In any case, for one thing my nursing training has been affected and I don’t know yet how it will influence the point of or degree of my graduation next year. I will have to wait and see about that, but it is a bit unnerving. Certainly not a motivating factor, and I do think authorities should do anything they can right now to keep current or future nursing personnel motivated and inspired. The way that we (the nursing students) have been treated so far in this ‚crisis‘ is not going in the right direction. That adds to anxiety and I feel stressed. Much more so than I want to be, and that I would need to be. After all, my recent 'victory' should have set me totally at ease, put me into relaxation mode, and nothing can hurt me from now on. But it is not so. Minor things upset me and give me a lot of stress. That I am not used to in myself. And I certainly don't like that feeling.
When I have time, I try to keep stitching, and scrap therapy is the mode of action I have turned to. I went back to my yellow scrap box (no, scrap bag is not the right word) which I was working from for ‚A Scrap a Day‘ and which unfortunately did not decrease during that project… At first I was only piecing scraps together, not really knowing where it would take me.

Then some idea came about, I have a bit of shade gradation, and I will put some other colour around the pieces.

Not the entire arrangement, and nothing set in stone yet,
but at least something is happening on the design wall.

By now I have decided I had sort of enough individual pieces and want to proceed towards the background. And I have put the yellows aside. (Note: has it made a dent in the scrap box? Slightly. Not very noticeable yet, but at least one bag within the box has been depleted.)

This is only what I am taking away to clear the working area.
It does not constitute anything like the entirety of my yellow scraps, alas.
At first I was thinking the background would be in the purple range, for some reason I thought I would be working ‚complementary‘. But yesterday evening I started drifting towards shades of grey, and this morning I pulled a few fabrics from the stash.

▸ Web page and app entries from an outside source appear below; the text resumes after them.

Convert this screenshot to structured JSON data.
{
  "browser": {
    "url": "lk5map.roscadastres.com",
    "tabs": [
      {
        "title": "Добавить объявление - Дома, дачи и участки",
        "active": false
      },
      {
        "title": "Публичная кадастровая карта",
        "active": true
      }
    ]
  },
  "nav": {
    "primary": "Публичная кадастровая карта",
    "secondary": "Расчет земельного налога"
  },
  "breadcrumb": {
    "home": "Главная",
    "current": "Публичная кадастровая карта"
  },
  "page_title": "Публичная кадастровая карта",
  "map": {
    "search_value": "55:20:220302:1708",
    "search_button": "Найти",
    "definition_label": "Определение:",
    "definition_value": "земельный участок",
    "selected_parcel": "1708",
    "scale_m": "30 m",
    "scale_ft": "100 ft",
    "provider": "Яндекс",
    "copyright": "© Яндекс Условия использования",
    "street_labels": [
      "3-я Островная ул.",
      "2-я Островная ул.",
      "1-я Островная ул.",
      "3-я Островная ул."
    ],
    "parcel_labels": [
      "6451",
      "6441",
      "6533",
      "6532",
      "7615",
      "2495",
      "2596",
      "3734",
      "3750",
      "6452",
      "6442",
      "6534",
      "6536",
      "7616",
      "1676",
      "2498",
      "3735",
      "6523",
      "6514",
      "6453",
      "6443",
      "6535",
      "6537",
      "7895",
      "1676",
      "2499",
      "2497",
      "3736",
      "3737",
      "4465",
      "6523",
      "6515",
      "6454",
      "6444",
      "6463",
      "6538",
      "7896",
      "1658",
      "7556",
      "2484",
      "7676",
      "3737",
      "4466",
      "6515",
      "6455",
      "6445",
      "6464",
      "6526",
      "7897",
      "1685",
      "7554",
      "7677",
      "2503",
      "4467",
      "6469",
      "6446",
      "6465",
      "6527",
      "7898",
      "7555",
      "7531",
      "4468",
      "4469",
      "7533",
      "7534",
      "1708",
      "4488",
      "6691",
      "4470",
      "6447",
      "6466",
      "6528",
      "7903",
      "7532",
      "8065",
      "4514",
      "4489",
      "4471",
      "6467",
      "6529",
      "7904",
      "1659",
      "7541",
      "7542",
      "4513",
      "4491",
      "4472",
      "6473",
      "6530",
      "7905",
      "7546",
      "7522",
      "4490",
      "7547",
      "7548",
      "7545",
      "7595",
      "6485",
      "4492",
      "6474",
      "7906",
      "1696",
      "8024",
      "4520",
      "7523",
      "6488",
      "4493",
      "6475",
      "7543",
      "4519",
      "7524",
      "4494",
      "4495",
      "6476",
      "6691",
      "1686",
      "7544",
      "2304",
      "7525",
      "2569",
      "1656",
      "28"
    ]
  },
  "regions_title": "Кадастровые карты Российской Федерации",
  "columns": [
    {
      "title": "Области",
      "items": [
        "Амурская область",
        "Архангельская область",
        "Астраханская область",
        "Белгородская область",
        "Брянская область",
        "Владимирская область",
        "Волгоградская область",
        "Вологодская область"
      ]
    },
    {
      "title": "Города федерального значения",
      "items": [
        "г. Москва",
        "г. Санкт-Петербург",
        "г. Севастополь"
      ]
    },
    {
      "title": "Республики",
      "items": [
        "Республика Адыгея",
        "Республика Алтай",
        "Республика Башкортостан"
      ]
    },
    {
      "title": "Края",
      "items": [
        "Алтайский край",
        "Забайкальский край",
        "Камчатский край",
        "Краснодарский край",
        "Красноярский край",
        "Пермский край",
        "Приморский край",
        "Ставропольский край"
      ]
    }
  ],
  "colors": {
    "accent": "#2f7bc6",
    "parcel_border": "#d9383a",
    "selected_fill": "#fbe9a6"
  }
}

It will be interesting to see where it goes. Perhaps stay with the lighter greys...? Or even with one single fabric that has a bit of variation in shades in itself?

Keeping oneself mentally occupied in viral times.